Mordejai Anielevich (pronounced in English: Mordechai Anilewich ( 1919 – 8 May 1943 ) was the commander of the Jewish Wrestling Organization ( Żydowska Organizacja Bojowa , Polish ), also known as ŻOB , during the Warsaw ghetto uprising during The Second World War .
Childhood and youth
Anielevich was born in Wyszków , northeast of Warsaw . His mother Charel and his father Abraham were then masters of a small store. They moved after Mordechai’s birth to Povishla, a poor neighborhood in the suburbs of Warsaw by the Vistula River .
Anielewicz entered the Zionist – socialist youth movement ” Hashomer Hatzair ” after finishing high school in the Gymnasium of Wyszków.
Invasion and German occupation
The 7 of September of 1939 , a week after Germany attacked Poland , Anielewicz escaped with his comrades to the East in the hope that the army of Poland slow down the German advance. When the Soviet Union invaded Poland from the East, three weeks after Germany, Anielewicz tried to make a move towards Romania with the intention of helping the Jews escape Palestine . However, his plan failed and was captured by the Soviets and released shortly after. Then Anielewicz went to live in the ghetto of Warsaw .
When he heard that the main Polish Jewish groups had escaped Vilnius , in Lithuania , then under Soviet rule, Anielewicz traveled there and tried to convince his compatriots to return to Poland to help in the fight against the occupation Nazi . He returned to Warsaw in 1940 with his girlfriend Mira Fuchrer, where he organized guerrilla groups in the Ghetto, participated in the making of clandestine publications, organized meetings and seminars, and traveled to other cities to establish contact with other insurgent groups.
In the summer of 1942 , Anielewicz was in southwest Poland, then annexed to Germany under the name of Province of Upper Silesia , attempting to organize the Jewish defensive forces.
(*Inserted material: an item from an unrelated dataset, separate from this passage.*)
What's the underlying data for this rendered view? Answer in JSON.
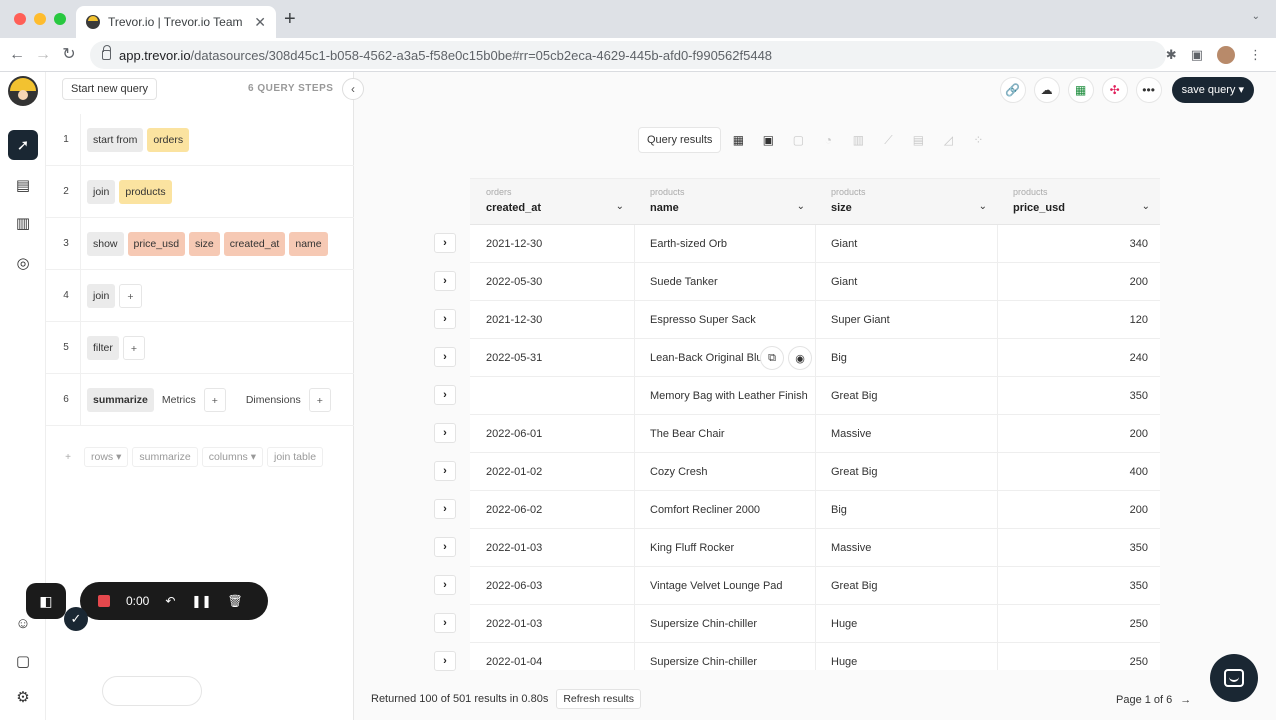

When he returned to Warsaw, he found that during his absence had happened a massive deportation of Jews to the death camp of Treblinka , and only 60,000 of the 350,000 Jews remaining in the ghetto original. He joined the ŻOB, and in November was elected commander in chief. At the beginning of 1943 , he established communication with Armia Krajowa , the Polish Territorial Army, receiving arms from this Polish group in exile.
Rise of the Ghetto and death
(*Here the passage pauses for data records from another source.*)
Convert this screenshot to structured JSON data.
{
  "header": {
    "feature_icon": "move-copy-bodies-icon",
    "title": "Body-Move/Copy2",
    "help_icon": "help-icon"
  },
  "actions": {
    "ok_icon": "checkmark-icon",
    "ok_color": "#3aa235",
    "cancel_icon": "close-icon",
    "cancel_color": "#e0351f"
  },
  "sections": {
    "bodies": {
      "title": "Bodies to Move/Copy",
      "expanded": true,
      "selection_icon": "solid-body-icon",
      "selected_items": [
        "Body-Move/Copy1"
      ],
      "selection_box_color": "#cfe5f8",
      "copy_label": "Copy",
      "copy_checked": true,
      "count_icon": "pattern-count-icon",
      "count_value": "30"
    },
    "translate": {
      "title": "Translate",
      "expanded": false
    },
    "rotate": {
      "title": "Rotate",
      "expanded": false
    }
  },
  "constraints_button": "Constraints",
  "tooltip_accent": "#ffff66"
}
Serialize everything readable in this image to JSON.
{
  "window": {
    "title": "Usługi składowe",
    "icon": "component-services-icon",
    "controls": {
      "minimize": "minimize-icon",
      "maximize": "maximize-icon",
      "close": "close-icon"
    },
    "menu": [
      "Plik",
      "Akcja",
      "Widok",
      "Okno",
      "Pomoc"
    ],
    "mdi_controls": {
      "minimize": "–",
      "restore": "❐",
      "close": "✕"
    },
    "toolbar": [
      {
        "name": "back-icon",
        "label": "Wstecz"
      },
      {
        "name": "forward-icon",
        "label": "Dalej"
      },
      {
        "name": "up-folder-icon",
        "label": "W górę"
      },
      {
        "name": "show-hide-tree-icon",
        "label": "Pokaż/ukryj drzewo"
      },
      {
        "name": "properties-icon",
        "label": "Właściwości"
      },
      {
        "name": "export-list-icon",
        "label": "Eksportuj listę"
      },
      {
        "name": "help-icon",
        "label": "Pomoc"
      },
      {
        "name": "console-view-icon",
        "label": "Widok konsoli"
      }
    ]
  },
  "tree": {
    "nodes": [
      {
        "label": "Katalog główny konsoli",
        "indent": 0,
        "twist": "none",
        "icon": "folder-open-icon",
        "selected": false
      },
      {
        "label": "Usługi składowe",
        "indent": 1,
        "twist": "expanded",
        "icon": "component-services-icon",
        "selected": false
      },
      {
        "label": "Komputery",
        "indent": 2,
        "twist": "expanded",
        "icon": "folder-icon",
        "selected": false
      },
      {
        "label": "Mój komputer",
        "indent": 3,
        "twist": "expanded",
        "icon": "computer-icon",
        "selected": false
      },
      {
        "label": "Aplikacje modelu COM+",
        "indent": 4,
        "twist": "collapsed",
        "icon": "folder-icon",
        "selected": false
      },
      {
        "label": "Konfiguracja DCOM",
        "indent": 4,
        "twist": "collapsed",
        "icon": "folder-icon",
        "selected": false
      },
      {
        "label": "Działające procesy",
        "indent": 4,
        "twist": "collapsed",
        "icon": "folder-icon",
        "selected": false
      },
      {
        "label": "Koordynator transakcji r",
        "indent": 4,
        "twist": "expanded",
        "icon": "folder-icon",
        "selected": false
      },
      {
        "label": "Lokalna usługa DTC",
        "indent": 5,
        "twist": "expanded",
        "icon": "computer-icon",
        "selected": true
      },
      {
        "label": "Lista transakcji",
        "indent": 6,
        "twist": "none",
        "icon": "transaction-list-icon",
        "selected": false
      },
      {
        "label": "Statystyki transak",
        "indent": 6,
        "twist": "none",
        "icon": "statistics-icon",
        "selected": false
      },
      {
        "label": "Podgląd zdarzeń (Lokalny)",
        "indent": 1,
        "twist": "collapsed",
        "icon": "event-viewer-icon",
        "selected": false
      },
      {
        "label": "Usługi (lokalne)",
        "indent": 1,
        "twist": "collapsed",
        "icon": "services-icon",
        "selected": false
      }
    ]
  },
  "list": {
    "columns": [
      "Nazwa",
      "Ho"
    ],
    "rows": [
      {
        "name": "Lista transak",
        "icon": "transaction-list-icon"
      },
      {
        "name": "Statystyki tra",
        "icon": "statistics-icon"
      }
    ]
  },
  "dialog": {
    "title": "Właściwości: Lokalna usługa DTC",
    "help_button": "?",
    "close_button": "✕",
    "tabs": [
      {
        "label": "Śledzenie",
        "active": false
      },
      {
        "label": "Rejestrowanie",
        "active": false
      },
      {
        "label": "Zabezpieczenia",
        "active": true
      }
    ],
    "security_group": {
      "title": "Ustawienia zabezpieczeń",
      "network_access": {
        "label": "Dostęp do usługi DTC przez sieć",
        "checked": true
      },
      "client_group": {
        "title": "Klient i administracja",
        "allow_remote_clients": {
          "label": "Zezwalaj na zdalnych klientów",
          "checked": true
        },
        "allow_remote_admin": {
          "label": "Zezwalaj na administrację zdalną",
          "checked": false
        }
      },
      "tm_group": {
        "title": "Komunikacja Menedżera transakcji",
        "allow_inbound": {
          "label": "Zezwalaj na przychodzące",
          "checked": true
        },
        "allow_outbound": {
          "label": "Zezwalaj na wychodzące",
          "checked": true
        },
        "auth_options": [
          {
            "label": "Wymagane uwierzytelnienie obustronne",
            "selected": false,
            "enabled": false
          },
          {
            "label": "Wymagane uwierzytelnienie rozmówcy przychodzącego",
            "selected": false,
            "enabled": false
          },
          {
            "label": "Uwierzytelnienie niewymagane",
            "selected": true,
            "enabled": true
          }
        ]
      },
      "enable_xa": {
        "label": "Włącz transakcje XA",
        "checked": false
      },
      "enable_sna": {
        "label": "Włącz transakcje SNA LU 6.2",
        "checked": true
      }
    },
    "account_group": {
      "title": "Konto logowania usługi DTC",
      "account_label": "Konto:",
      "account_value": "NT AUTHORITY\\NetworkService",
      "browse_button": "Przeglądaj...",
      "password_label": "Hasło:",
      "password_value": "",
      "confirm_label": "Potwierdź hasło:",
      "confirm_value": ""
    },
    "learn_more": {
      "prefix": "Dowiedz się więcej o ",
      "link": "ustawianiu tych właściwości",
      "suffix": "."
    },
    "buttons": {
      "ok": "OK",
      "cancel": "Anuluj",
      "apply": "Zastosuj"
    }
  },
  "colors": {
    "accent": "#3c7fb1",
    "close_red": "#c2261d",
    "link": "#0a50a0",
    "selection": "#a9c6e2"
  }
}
On January 18, 1943, the Germans attempted to carry out the second shipment by deporting the remaining Jews to the concentration camps, but ŻOB and ŻZW expelled the surprised Germans. This incident, in which Anielewicz played a fundamental role, was the one that initiated the uprising of the Warsaw Ghetto .
On April 19 the Germans launched their counterattack, managing to reduce the Jewish resistance. But the defenders of the ghetto continued hiding in the drains and the basements of the same, although without giving an organized resistance.
On May 8 , Anielewicz, his girlfriend Mira Fuchrer and many of the ŻOB leaders committed suicide in their bunker in the Ghetto  , shortly before the Germans occupied the building on Mila 18 Street , where he was The headquarters of the Jewish rebels. On 16 May the fighting in the Ghetto ended, although some insurgents remained hidden there until the summer. Anielewicz’s body was never found, believed to have been carried along with other Jews to the crematoria where they were incinerated. However, the inscription on the monument erected next to Mila 18’s bunker says it is buried there. Thus it is written: ” Tomb of the Warsaw Ghetto Uprising Fighters … These ruins of the Mila 18 Bunker Hill are the last resting place of the commanders and combatants of the Jewish Combat Organization, as well as of some civilians Among them is Mordechai Anielewicz, the commander-in-chief … In the bunker … there are more than a hundred combatants, only some of whom are known by name. Remember that the whole earth is his tomb. ”
At the beginning of 1944 the constitutional government of Poland , exiled in London , gave post-mortem the Polish military cross, Virtuti Militari .
A Kibbutz located in Israel , apart from having erected a statue of Mordechai Anielewicz there, took the name of Yad Mordechai in memory of his heroism and surrender, and in Wyszków, his native city, a monument was also erected in his memory.